A birthmother wants to be defended. When I hear someone say, “Well, I could never give my baby up” , especially in front of my child, I bristle. I got in the habit of defending birthmothers, long before my son could understand, so that he would hear me and be able to mimic my responses later. A birthmother chose adoption out of love, and that makes her far more amazing than anyone who questions her decision.
Each birthmother has different needs. Some birthmothers need to see the baby on a regular basis; some may need to see pictures; some may just prefer email updates because pictures are too painful; some may need to distance themselves completely in order to deal with the pain. All of these are okay. I have no idea what I would need if I were in their shoes.
A birthmother doesn’t want to be forgotten. It is very important to a birthmother (and to me) that we teach the child about her. She wants him to know how much he was loved, how much she struggled with her decision, and who she was.
I have gone through many different emotions about birthmothers – awe, fear, anxiety, love, even a little jealousy. I believe that my son’s soul belongs in our family, and that it didn’t matter in what body he came here. Our bodies are just a vessel for our soul. His birthmother brought him to us when my body couldn’t carry him. I love my son exactly the way he is, but sometimes I feel a little jealousy of his birthmother because I wish he would have just come from my body. On the other hand, I also feel completely in love with her for bringing us this little soul and want to celebrate her – and her genes and her selflessness and all that she is!
Sometimes people pretend his birthmother doesn’t exist, I think, but not intentionally. I might be the only one who thinks about her every day. I have taught R to pray for her every night- both to thank her and to bless her. I have to admit that sometimes I might feel just the tiniest bit flattered that people forget about his birthmother, because that means that they truly accept me as his mother. However, I know that his birthmother is extremely important and should never be forgotten. I am teaching him that he has two mothers, two stories, two histories. He will be taught to love her and respect her.
I really only answer to my son when it comes to his birthmother. Someday, I will have to fill in more details for him. Someday, I will have to answer the harder questions.

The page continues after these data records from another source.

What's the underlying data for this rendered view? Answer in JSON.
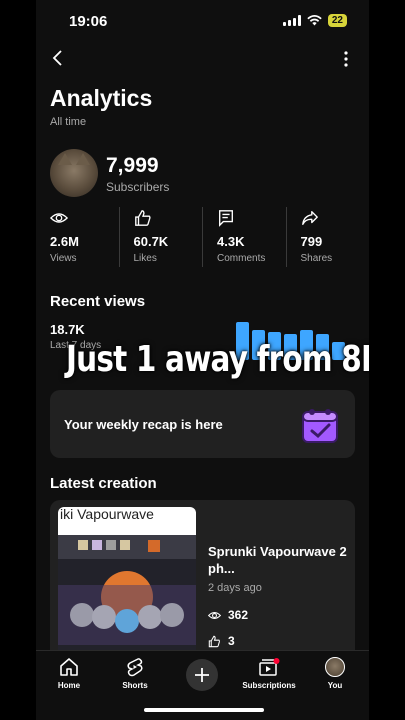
{
  "status_bar": {
    "time": "19:06",
    "battery": "22"
  },
  "header": {
    "title": "Analytics",
    "subtitle": "All time",
    "back_icon": "chevron-left-icon",
    "more_icon": "more-vertical-icon"
  },
  "channel": {
    "subscribers": "7,999",
    "subscribers_label": "Subscribers"
  },
  "stats": [
    {
      "value": "2.6M",
      "label": "Views",
      "icon": "eye-icon"
    },
    {
      "value": "60.7K",
      "label": "Likes",
      "icon": "thumbs-up-icon"
    },
    {
      "value": "4.3K",
      "label": "Comments",
      "icon": "comment-icon"
    },
    {
      "value": "799",
      "label": "Shares",
      "icon": "share-icon"
    }
  ],
  "recent_views": {
    "heading": "Recent views",
    "value": "18.7K",
    "period": "Last 7 days",
    "bar_color": "#3ea6ff"
  },
  "overlay_caption": "Just 1 away from 8K",
  "recap": {
    "text": "Your weekly recap is here",
    "icon": "calendar-check-icon",
    "icon_color": "#a259ff"
  },
  "latest": {
    "heading": "Latest creation",
    "thumbnail_text": "iki Vapourwave",
    "video_title": "Sprunki Vapourwave 2 ph...",
    "age": "2 days ago",
    "views": "362",
    "likes": "3"
  },
  "nav": {
    "items": [
      {
        "label": "Home",
        "icon": "home-icon"
      },
      {
        "label": "Shorts",
        "icon": "shorts-icon"
      },
      {
        "label": "",
        "icon": "create-plus-icon"
      },
      {
        "label": "Subscriptions",
        "icon": "subscriptions-icon"
      },
      {
        "label": "You",
        "icon": "avatar"
      }
    ]
  }
}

Someday, I will need to show him our correspondence and the paperwork I have. Until that day, we will talk and we will pray. And we will teach others to love and respect birthmothers.